ADEN (Yemen)-- Internationally-recognised Yemeni government forces has resumed military operations against the Houthi rebels in the Red Sea coastal city of Hodeidah, an army commander said.

The southern Al-Amaliqah (Giants) Brigades launched a large-scale attack against the Houthi-controlled district of Tuhyata after a four-day pause, he said.

The operation aims at expelling the Houthi rebels out of the strategic port city, after the government forces took over the local airport.

Apache helicopters of the United Arab Emirates (UAE) armed forces operating in Yemen carried out airstrikes at the Houthi-controlled sites in Tuhyta to support the Yemeni ground forces, the source said.

He added that the large attack against Houthis in Tuhyta is still ongoing and will continue throughout the night till recapturing the whole district.

A Hodeidah-based citizen confirmed to Xinhua that the government forces were heavily shelling the Houthi militants' positions in and around Tuhyta district, causing panic among residents.

Warplanes of the Saudi-led coalition dropped pamphlets on Hodeidah's district of Tuhyata, demanding civilians avoid being near Houthi-controlled positions or militia gatherings.
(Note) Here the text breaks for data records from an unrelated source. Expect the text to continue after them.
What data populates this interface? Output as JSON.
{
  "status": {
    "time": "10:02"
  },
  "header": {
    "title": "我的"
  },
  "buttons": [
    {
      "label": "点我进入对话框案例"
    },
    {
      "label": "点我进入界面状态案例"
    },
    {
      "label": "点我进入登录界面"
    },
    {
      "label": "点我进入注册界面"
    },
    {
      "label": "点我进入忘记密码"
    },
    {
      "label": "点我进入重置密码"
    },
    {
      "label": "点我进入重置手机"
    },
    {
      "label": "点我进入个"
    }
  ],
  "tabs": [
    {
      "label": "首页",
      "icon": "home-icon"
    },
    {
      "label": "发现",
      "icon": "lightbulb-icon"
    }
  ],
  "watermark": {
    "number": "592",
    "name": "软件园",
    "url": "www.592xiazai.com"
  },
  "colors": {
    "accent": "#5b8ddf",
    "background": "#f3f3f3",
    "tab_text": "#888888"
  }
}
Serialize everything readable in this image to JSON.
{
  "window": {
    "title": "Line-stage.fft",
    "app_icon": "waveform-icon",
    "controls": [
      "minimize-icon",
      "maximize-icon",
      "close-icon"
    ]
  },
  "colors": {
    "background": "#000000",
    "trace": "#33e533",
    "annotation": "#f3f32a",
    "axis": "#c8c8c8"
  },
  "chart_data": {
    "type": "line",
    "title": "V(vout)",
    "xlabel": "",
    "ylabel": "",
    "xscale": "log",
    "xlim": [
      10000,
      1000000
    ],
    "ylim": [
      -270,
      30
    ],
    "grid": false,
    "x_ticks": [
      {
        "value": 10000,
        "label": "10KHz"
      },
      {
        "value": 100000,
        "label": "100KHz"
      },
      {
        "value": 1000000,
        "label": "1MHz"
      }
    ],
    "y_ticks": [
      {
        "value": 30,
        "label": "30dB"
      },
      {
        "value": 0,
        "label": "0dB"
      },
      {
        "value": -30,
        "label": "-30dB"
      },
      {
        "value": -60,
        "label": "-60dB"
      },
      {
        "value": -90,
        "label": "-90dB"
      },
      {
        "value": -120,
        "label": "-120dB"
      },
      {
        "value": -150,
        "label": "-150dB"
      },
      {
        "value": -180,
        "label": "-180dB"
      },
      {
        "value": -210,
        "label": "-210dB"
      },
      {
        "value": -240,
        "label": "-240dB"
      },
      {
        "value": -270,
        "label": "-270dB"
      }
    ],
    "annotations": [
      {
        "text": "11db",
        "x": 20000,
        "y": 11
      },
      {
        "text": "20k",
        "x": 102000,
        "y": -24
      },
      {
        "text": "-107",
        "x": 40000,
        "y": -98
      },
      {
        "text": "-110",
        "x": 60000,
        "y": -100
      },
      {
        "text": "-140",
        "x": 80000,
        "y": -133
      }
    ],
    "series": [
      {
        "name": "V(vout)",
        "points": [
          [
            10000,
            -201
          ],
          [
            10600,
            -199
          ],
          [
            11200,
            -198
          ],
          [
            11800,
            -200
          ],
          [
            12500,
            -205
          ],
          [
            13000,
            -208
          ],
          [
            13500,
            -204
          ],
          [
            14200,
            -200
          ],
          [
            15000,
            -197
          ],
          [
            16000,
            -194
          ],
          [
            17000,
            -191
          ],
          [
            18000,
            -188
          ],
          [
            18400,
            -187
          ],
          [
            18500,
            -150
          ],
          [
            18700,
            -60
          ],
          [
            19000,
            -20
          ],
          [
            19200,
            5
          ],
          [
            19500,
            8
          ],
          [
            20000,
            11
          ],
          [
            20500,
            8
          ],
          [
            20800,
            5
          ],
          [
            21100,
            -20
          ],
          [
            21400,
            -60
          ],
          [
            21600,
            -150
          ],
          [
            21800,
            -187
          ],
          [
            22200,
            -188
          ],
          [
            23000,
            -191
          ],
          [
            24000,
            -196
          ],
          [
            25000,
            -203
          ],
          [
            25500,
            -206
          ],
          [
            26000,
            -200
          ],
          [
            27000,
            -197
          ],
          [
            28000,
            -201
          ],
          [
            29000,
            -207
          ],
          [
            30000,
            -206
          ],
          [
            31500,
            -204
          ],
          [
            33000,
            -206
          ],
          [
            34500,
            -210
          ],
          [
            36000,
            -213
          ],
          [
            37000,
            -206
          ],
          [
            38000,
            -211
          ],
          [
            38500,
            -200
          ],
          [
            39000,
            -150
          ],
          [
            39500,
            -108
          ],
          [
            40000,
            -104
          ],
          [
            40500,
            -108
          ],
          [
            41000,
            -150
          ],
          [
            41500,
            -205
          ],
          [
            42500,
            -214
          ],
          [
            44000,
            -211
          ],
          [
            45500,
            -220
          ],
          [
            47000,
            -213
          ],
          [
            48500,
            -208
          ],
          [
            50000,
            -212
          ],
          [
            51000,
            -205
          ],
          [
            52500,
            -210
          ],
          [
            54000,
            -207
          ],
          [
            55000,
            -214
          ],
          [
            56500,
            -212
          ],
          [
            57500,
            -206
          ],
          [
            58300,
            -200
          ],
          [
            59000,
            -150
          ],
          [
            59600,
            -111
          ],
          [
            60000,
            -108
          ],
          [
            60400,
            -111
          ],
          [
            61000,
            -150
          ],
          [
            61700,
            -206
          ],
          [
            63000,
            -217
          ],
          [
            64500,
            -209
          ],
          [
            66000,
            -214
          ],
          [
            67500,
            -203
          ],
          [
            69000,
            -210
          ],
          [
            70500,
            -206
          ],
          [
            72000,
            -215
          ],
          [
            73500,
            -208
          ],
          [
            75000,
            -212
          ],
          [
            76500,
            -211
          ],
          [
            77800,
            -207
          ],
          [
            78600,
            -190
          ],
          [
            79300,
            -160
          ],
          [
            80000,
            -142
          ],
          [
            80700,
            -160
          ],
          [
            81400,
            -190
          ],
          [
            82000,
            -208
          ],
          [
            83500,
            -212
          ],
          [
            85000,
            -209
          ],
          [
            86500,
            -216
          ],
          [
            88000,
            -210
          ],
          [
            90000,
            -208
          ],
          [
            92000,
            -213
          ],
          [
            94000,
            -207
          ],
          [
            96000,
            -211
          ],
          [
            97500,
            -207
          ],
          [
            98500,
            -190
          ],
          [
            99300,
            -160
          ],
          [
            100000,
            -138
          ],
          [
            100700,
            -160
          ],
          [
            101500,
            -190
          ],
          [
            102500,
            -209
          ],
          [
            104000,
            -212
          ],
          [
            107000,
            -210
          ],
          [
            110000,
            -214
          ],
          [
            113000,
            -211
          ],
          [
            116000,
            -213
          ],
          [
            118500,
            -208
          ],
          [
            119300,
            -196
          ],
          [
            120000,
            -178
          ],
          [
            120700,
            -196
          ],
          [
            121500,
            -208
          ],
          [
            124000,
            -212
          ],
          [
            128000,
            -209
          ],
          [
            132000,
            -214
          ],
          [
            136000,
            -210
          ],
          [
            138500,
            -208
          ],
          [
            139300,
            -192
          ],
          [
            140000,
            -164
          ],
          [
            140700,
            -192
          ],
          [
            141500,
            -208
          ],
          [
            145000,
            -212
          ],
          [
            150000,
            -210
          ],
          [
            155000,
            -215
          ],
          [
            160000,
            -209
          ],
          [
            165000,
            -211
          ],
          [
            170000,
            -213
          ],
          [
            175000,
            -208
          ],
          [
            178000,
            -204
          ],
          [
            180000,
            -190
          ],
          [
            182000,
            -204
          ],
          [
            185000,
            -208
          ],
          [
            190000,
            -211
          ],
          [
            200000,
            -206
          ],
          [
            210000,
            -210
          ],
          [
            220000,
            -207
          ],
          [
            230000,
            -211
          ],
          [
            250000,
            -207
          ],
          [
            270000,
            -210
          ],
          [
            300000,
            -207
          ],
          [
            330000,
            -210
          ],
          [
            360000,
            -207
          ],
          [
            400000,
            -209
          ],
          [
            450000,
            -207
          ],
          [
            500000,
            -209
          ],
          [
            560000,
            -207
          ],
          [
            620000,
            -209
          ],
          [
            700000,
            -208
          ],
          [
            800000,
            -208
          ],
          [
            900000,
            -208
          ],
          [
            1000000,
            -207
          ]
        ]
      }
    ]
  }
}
The Arab coalition also discouraged Yemeni citizens in other provinces from going to Hodeidah and the surrounding areas, only in cases of absolute necessity.

A Yemeni government official said the pause in military action was aimed at giving the United Nations a chance to secure peace talks, but the Houthis didn't abide by it and continued their military activities in Hodeidah.

"The Houthis demonstrated no willingness to withdraw from Hodeidah voluntarily without fighting, and they insisted on military confrontations," the local government source said.

During the past three days, the Houthis carried out a number of armed attacks against the government-controlled positions in Hodeidah and continued to plant landmines despite the fighting pause, the source said.

Mohamed Abdul-Salam, spokesman for the Houthi rebels, denied on Monday that the UAE had stopped its military operations in Hodeidah, noting that the announcement of the pause "was just to mislead the international opinion and to try to obstruct the UN efforts."

Earlier in the day, the Houthi rebels claimed responsibility for launching a drone missile attack against the headquarters of the Saudi Arabia-led coalition in the southern port city of Aden.

The Houthi-affiliated AlMasirah TV reported that "the enemy's (Saudi-led coalition) moves and gathering centers will no longer be safe and the coming days will be witnessing unexpected developments."

A Yemeni military official told Xinhua that the Houthis tried to use an Iranian-made drone to attack the Saudi-led coalition, but the air forces managed to shoot it down without causing any casualties.

Residents in Aden told Xinhua that three loud explosions were heard in Aden's district of Buraiga where the Saudi-led coalition's main headquarters is located.

This was the first time that the Iranian-backed Houthis use drones to carry out attacks against targets in Aden, where the internationally-backed government is based.

Observers said the Houthis missile attack against the Saudi-led coalition base in Aden was a dangerous move that may lead to further military escalation on the ground, particularly in Hodeidah.

Hodeidah is the single most important point of entry for food and basic supplies to Yemen's northern provinces controlled by the Houthis.

Close to 70 percent of the country's imports, including commercial and humanitarian goods, enter the impoverished Arab country through Hodeidah and Saleef, a coastal village in western Yemen.

The Yemeni government and Saudi-led coalition have repeatedly accused Houthis in Hodeidah of hindering or delaying the delivery of humanitarian assistance to the famine-hit areas in the war-torn country.

The UN has warned that the battles to liberate Hodeidah, which has the highest poverty and malnutrition rates in Yemen, could lead to the death of 250,000 people.